#### TASK TO CARRY OUT
Filter the entries, keeping every line with the word "value".

#### THE RECORDS
━━━━━━
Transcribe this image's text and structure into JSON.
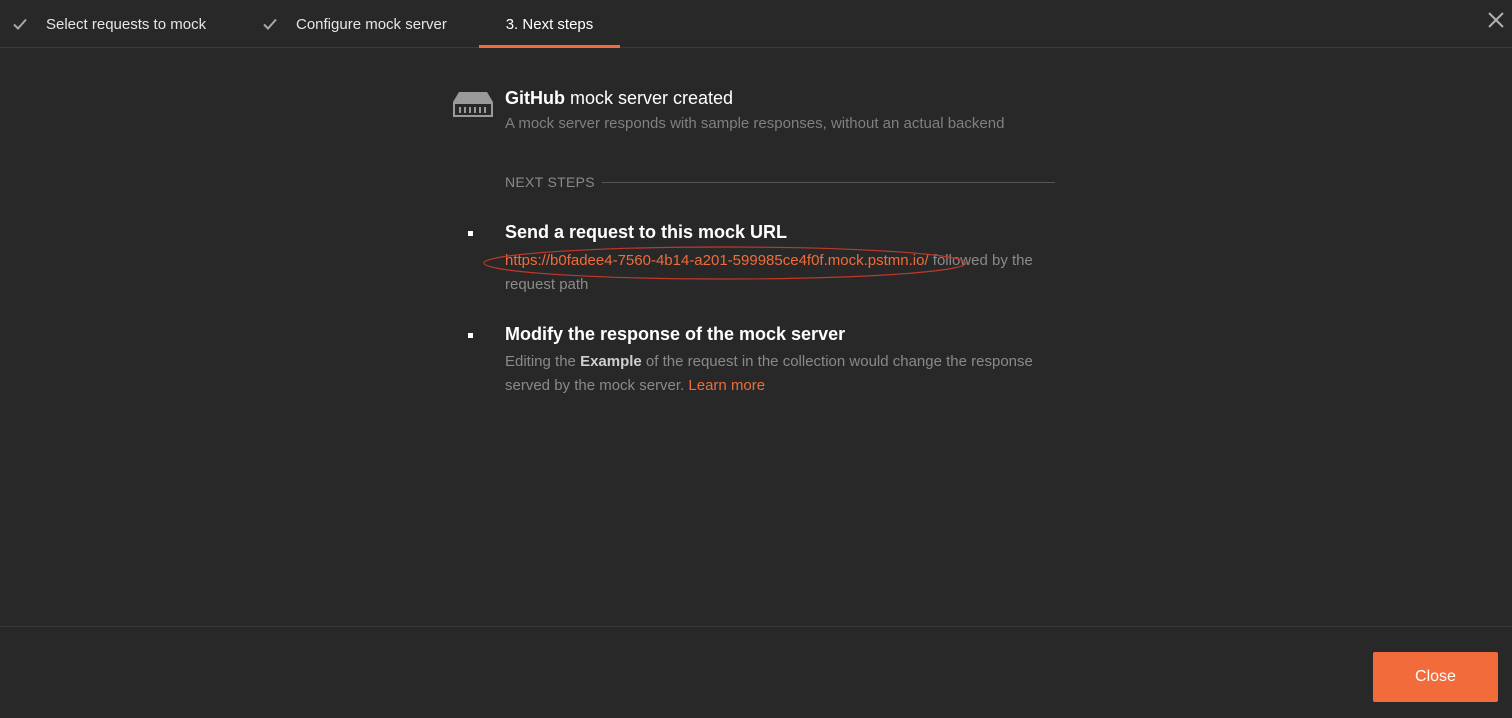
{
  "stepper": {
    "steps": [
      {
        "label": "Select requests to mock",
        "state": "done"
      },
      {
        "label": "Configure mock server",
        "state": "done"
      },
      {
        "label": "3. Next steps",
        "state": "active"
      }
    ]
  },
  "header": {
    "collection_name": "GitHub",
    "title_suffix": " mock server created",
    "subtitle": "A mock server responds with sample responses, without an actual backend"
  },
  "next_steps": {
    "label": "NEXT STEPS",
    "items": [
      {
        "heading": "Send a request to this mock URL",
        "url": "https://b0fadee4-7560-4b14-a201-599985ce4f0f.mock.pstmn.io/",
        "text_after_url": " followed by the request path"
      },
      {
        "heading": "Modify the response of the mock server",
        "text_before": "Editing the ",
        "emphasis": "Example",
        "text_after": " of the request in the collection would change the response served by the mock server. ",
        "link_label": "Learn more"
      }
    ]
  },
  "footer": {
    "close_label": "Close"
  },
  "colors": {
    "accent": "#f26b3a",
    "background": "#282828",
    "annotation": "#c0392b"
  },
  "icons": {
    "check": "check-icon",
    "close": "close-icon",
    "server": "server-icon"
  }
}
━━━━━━
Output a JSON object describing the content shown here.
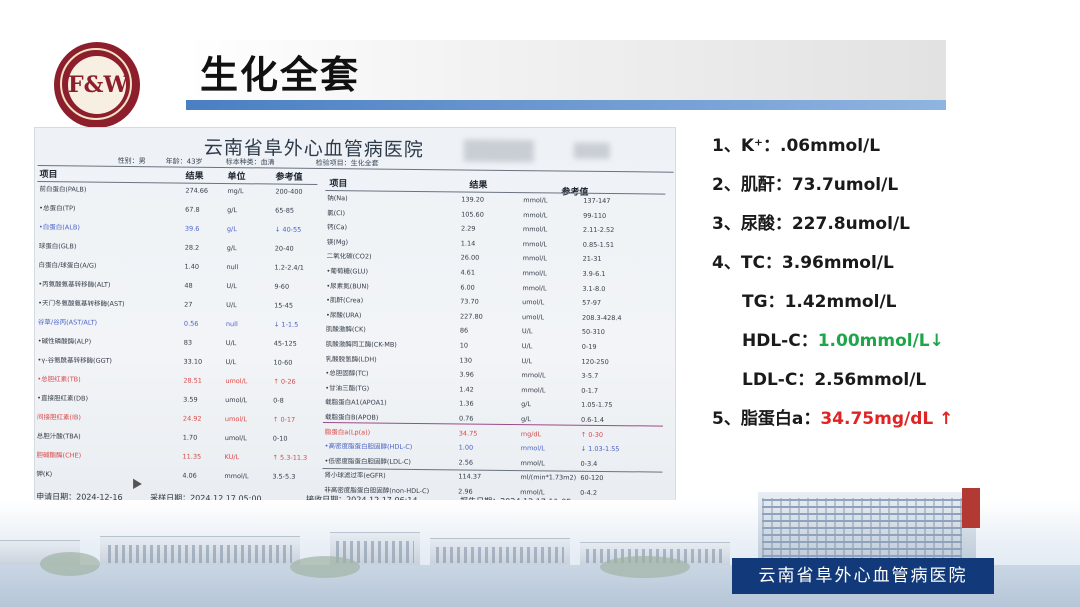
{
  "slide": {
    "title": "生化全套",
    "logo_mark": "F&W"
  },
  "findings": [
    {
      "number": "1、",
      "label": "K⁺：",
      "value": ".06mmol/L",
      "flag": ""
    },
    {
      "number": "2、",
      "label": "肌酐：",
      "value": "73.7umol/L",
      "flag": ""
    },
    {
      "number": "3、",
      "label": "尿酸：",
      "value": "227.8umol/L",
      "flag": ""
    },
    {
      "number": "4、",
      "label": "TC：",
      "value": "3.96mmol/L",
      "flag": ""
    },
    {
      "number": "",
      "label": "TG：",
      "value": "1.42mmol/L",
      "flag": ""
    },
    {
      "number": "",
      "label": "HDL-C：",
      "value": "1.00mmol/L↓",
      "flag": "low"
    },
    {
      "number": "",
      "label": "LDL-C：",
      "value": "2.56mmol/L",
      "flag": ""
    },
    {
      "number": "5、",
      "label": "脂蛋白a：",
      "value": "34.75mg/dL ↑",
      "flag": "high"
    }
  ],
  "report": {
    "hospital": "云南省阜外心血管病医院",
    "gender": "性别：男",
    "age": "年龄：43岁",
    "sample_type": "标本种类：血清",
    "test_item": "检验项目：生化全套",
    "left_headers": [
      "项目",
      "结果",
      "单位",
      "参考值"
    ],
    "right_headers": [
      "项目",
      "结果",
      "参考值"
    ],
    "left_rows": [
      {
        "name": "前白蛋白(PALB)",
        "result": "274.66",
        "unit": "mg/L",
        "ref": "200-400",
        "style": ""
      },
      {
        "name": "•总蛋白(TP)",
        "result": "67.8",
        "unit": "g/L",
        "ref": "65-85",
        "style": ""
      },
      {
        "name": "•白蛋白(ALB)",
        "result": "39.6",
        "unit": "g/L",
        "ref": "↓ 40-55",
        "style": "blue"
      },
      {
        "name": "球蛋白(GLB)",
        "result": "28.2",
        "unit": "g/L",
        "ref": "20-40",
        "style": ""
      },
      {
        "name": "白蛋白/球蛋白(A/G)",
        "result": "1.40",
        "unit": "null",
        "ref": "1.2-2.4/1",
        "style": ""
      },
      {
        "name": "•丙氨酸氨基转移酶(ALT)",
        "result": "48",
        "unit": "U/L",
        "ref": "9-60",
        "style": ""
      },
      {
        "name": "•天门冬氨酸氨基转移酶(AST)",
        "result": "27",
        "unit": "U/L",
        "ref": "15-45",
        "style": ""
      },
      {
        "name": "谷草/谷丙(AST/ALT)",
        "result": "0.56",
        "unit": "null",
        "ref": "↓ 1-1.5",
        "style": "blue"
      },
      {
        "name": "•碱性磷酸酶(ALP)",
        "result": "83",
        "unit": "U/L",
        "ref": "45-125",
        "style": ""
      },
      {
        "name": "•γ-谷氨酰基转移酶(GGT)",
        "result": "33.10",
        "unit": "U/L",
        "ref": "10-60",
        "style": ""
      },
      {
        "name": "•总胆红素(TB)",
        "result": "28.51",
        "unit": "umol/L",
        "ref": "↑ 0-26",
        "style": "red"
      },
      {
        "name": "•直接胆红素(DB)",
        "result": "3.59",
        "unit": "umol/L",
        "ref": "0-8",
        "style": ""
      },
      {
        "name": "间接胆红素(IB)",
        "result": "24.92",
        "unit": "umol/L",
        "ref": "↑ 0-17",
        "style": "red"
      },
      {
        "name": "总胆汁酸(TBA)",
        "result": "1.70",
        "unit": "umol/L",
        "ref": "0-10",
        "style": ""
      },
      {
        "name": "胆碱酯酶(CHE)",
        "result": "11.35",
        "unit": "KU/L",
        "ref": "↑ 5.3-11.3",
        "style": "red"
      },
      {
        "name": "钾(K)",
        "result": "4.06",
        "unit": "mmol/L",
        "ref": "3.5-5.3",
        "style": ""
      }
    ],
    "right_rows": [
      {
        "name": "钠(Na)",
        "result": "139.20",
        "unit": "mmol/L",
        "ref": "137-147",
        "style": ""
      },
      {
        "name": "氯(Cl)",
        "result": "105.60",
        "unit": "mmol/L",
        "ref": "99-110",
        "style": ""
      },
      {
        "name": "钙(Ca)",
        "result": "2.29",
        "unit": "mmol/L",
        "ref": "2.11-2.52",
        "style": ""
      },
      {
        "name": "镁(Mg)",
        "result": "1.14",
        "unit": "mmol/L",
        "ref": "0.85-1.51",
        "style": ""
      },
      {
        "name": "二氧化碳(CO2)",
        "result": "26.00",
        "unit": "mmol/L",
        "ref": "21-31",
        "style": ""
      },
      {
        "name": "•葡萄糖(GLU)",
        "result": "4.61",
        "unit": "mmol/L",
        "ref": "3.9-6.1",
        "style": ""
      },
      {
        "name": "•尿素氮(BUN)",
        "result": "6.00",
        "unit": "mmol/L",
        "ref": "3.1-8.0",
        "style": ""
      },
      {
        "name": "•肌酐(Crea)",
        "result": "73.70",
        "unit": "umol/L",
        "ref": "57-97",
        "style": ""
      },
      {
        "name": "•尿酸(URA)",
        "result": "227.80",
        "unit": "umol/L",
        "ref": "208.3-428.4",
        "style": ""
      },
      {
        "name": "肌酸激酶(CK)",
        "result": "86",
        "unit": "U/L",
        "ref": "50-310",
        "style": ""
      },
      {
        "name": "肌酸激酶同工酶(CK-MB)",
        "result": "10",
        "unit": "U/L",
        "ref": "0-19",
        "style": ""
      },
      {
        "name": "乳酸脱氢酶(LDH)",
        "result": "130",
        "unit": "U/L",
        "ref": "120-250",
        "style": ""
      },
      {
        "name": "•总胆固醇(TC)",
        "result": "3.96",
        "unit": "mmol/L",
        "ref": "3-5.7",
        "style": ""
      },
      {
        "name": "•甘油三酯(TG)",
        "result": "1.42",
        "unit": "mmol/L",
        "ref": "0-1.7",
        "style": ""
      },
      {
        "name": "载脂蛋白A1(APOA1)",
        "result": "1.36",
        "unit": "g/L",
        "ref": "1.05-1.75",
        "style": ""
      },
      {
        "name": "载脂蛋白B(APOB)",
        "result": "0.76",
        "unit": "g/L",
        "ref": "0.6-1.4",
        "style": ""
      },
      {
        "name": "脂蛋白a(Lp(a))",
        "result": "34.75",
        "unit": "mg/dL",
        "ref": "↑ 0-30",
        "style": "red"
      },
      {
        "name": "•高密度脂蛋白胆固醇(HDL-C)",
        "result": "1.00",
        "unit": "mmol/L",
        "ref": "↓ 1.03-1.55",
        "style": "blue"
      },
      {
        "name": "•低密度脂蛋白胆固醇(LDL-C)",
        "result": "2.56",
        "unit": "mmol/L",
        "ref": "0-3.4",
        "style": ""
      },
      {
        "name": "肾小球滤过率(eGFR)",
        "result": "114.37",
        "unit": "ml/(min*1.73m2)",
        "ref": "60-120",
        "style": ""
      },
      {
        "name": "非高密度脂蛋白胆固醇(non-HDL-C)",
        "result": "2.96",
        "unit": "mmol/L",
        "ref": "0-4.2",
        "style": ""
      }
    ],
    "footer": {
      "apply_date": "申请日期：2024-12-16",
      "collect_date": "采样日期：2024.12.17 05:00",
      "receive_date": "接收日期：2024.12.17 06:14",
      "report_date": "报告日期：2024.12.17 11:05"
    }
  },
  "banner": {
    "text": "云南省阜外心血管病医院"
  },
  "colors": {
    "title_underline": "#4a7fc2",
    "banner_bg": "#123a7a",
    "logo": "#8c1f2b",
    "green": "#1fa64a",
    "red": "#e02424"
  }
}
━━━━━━
#### RESPONSE
      "value": ".06mmol/L",
      "value": "73.7umol/L",
      "value": "227.8umol/L",
      "value": "3.96mmol/L",
      "value": "1.42mmol/L",
      "value": "1.00mmol/L↓",
      "value": "2.56mmol/L",
      "value": "34.75mg/dL ↑",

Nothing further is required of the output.